# Exercise requirements:
Could you give the entries back exactly as they stand, minus any pictures?
START Dataset
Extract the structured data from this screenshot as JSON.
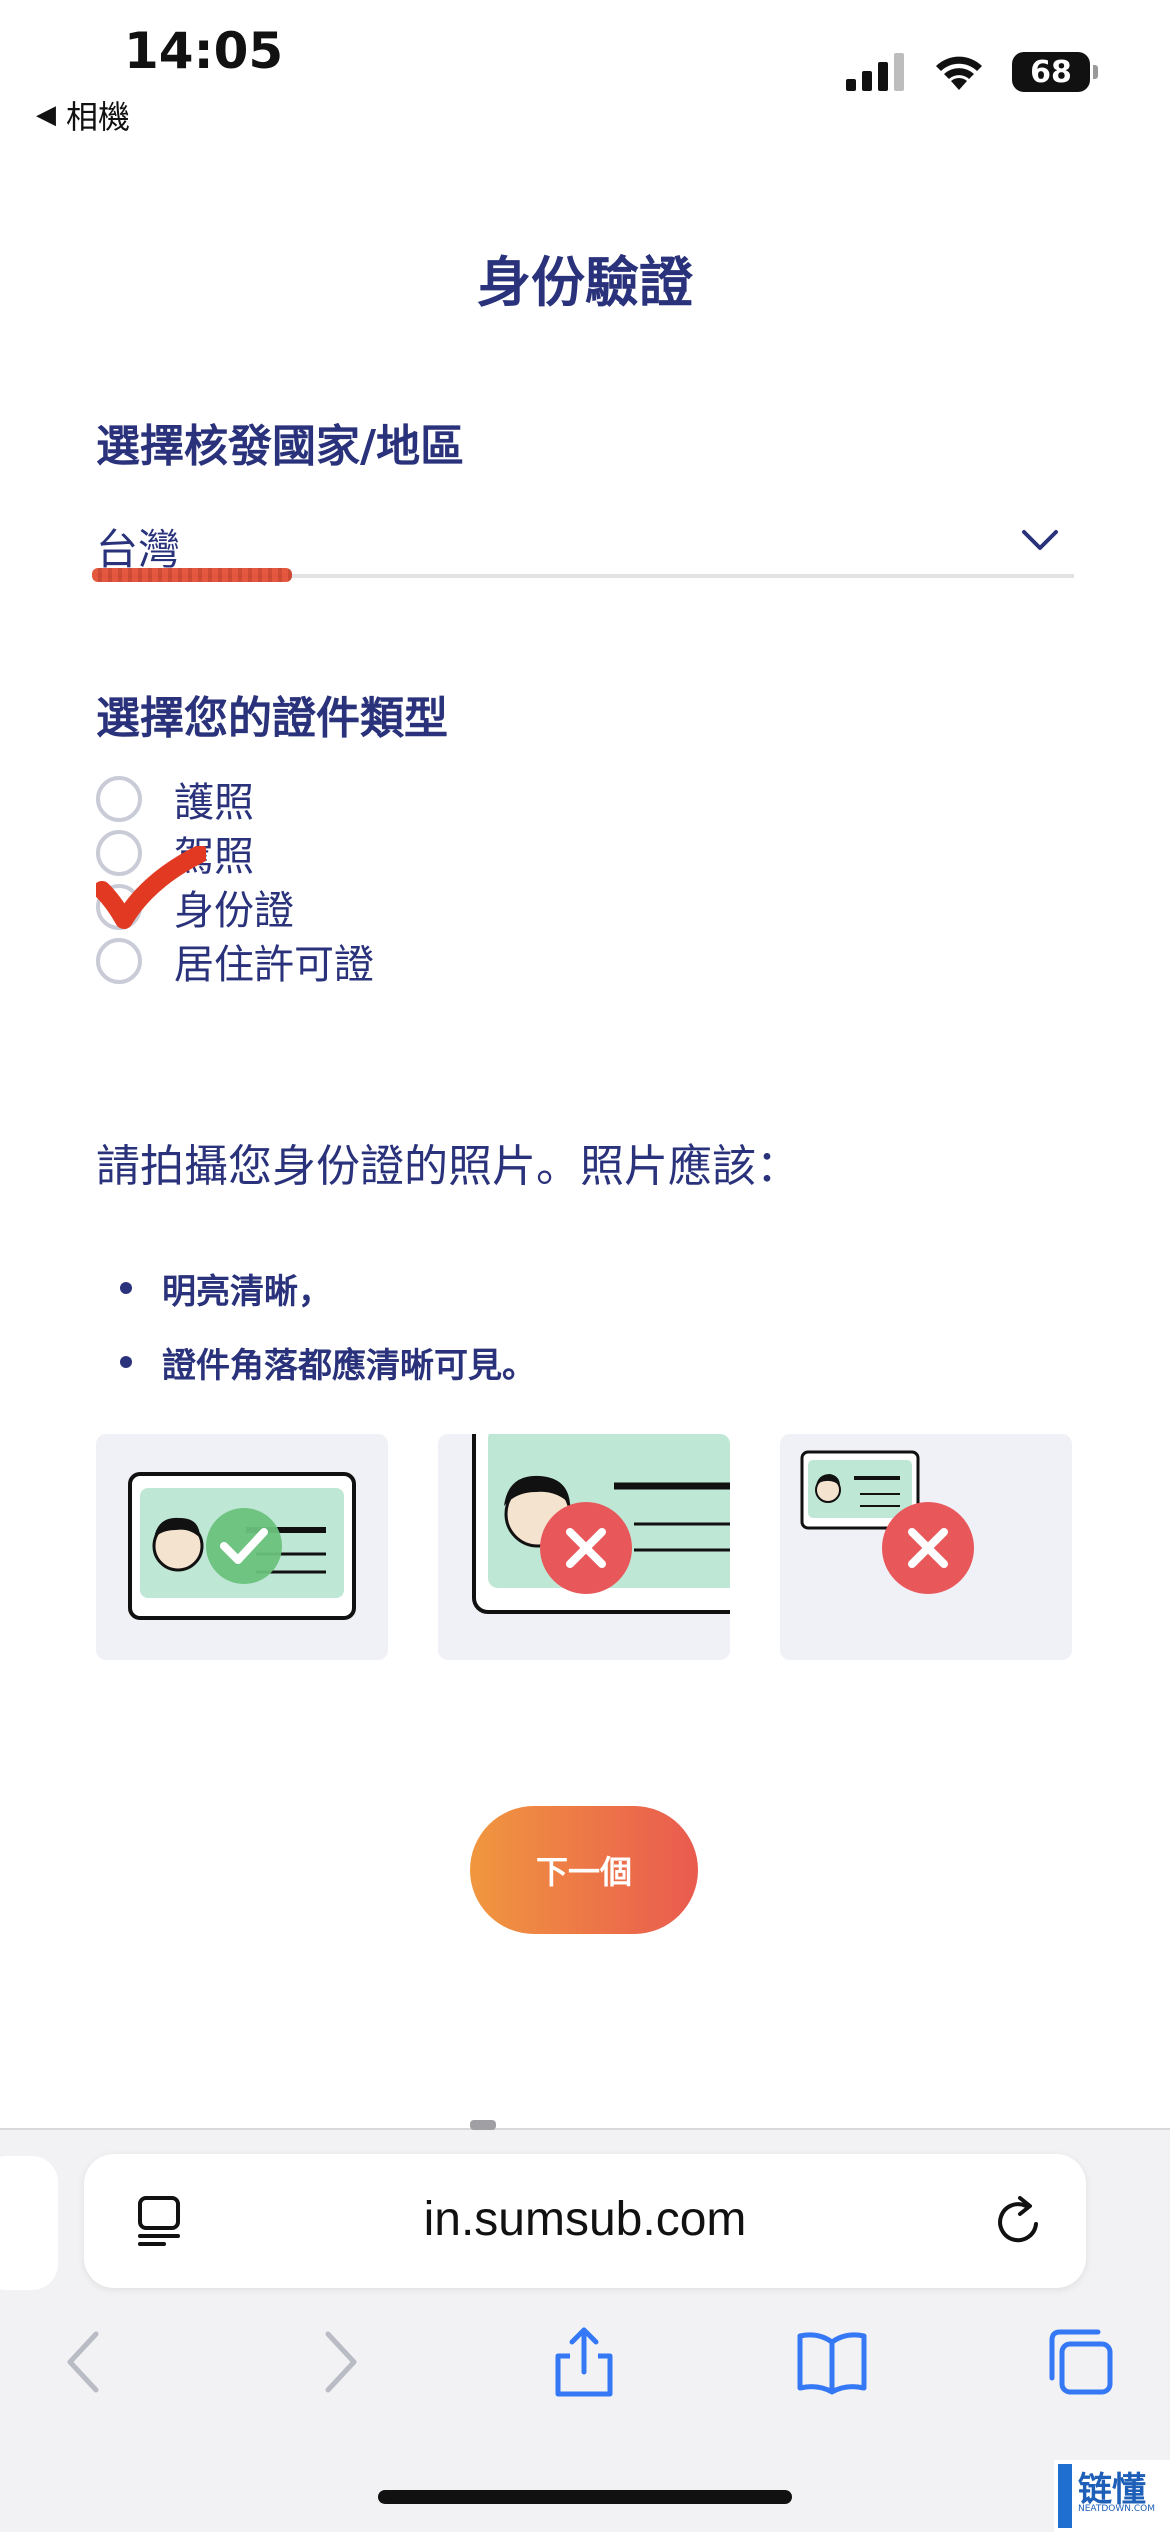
{
  "status_bar": {
    "time": "14:05",
    "back_label": "相機",
    "battery": "68",
    "icons": [
      "signal-icon",
      "wifi-icon",
      "battery-icon"
    ]
  },
  "page": {
    "title": "身份驗證",
    "country_heading": "選擇核發國家/地區",
    "country_value": "台灣",
    "doc_type_heading": "選擇您的證件類型",
    "doc_types": [
      {
        "label": "護照",
        "selected": false
      },
      {
        "label": "駕照",
        "selected": false
      },
      {
        "label": "身份證",
        "selected": true
      },
      {
        "label": "居住許可證",
        "selected": false
      }
    ],
    "instruction": "請拍攝您身份證的照片。照片應該：",
    "bullets": [
      "明亮清晰，",
      "證件角落都應清晰可見。"
    ],
    "examples": [
      {
        "status": "good",
        "icon": "check-icon"
      },
      {
        "status": "bad",
        "icon": "x-icon"
      },
      {
        "status": "bad",
        "icon": "x-icon"
      }
    ],
    "next_label": "下一個"
  },
  "browser": {
    "url": "in.sumsub.com",
    "toolbar": [
      "back-icon",
      "forward-icon",
      "share-icon",
      "bookmarks-icon",
      "tabs-icon"
    ]
  },
  "watermark": {
    "text": "链懂",
    "sub": "NEATDOWN.COM"
  },
  "colors": {
    "primary_text": "#29327a",
    "button_start": "#f0973f",
    "button_end": "#ea5a4f",
    "ios_blue": "#3478f6",
    "good": "#6cc27c",
    "bad": "#e8585a"
  }
}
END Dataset
# Result for this exercise:
Extract the structured data from this screenshot as JSON.
{
  "status_bar": {
    "time": "14:05",
    "back_label": "相機",
    "battery": "68",
    "icons": [
      "signal-icon",
      "wifi-icon",
      "battery-icon"
    ]
  },
  "page": {
    "title": "身份驗證",
    "country_heading": "選擇核發國家/地區",
    "country_value": "台灣",
    "doc_type_heading": "選擇您的證件類型",
    "doc_types": [
      {
        "label": "護照",
        "selected": false
      },
      {
        "label": "駕照",
        "selected": false
      },
      {
        "label": "身份證",
        "selected": true
      },
      {
        "label": "居住許可證",
        "selected": false
      }
    ],
    "instruction": "請拍攝您身份證的照片。照片應該：",
    "bullets": [
      "明亮清晰，",
      "證件角落都應清晰可見。"
    ],
    "examples": [
      {
        "status": "good",
        "icon": "check-icon"
      },
      {
        "status": "bad",
        "icon": "x-icon"
      },
      {
        "status": "bad",
        "icon": "x-icon"
      }
    ],
    "next_label": "下一個"
  },
  "browser": {
    "url": "in.sumsub.com",
    "toolbar": [
      "back-icon",
      "forward-icon",
      "share-icon",
      "bookmarks-icon",
      "tabs-icon"
    ]
  },
  "watermark": {
    "text": "链懂",
    "sub": "NEATDOWN.COM"
  },
  "colors": {
    "primary_text": "#29327a",
    "button_start": "#f0973f",
    "button_end": "#ea5a4f",
    "ios_blue": "#3478f6",
    "good": "#6cc27c",
    "bad": "#e8585a"
  }
}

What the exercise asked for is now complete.